Mantids' reproductive organs are located at the tip of the abdomen. Many females are flightless and attract their mates by emitting a species-specific chemical, known as a pheromone. The male is much smaller than the female and performs a brief courtship ritual before alighting on the female's back to mate. A popular misconception is that the female mantis attacks and eats the male after he has fertilized her. This is true in capitivity but rare in the wild; scientists are still unsure exactly why this phenomena occurs.
Female mantids deposit batches of between 10 and 400 fertilized eggs using their ovipositor at the tip of the abdomen. The eggs are secured to stems, leaves, or other surfaces, with each egg batch housed in an ootheca (egg case) constructed from a frothy substance produced in the abdomen. Each egg is deposited in an individual compartment inside the ootheca, and each compartment has a one-way valve permitting the young insects to hatch with minimal effort. The ootheca hardens quickly, providing protection from parasitic insects, birds, and the sun.
Some species of mantis, such as the African Tara-chodula pantherina, construct long, narrow oothecas and guard their eggs lying over them. In about a month, wingless nymphs (young) emerge from the eggs, and look more like ants than mantids. This resemblance undoubtedly protects them from predatory birds, which seldom attack ants. Mantis nymphs are eaten by ants, which can wipe out an entire batch of young mantis nymphs.

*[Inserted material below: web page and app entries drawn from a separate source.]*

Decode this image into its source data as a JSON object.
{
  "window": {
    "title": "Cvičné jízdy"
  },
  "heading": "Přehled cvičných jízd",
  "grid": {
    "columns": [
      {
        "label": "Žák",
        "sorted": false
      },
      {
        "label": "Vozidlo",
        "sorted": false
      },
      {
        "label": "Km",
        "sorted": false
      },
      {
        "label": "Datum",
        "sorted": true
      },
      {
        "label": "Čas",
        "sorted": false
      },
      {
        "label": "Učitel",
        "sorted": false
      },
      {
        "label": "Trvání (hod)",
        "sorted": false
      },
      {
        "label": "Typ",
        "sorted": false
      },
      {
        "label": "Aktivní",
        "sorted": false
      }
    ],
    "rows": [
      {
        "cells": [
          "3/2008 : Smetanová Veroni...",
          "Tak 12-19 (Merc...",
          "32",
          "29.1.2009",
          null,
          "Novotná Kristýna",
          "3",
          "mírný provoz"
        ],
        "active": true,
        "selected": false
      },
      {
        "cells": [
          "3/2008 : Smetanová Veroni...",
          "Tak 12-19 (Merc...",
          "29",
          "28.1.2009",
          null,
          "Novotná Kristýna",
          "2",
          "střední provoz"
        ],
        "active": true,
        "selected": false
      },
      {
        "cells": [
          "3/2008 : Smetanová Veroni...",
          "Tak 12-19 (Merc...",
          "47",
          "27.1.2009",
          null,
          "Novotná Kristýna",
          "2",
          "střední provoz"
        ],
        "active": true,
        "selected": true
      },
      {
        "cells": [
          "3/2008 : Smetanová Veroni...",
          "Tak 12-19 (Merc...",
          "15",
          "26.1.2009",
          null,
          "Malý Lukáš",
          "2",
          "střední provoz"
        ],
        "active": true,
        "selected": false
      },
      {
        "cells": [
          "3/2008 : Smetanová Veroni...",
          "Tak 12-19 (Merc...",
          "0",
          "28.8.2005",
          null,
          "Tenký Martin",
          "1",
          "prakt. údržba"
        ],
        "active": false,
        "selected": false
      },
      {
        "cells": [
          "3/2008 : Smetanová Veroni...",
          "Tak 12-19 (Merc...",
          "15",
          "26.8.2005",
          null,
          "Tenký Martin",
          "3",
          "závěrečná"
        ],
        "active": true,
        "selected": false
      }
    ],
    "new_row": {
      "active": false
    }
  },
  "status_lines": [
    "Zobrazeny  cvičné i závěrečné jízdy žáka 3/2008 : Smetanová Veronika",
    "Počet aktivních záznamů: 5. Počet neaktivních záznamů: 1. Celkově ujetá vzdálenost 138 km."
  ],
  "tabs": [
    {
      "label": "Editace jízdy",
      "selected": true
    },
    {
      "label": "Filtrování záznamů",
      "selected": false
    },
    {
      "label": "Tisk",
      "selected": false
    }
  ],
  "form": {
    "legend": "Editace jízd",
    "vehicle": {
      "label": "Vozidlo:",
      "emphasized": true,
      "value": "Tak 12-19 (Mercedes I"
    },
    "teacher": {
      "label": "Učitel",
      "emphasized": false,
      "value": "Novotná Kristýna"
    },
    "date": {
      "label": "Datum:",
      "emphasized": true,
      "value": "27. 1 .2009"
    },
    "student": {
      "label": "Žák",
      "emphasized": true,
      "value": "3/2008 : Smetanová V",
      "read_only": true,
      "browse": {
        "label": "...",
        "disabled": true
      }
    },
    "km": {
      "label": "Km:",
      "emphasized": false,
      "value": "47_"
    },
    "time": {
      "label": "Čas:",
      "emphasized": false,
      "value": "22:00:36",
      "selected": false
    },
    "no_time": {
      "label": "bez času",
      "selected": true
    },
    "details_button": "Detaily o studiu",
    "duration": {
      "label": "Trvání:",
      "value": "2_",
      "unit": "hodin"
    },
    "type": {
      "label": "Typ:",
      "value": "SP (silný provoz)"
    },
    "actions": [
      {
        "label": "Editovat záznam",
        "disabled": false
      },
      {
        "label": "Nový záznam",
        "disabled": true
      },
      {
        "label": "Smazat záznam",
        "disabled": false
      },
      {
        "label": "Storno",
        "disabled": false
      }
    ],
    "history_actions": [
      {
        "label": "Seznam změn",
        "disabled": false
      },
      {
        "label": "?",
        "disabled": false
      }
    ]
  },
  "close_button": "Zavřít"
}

Surviving mantis nymphs molt several times, each time becoming more like the adult, with mature wings appearing after the final molt.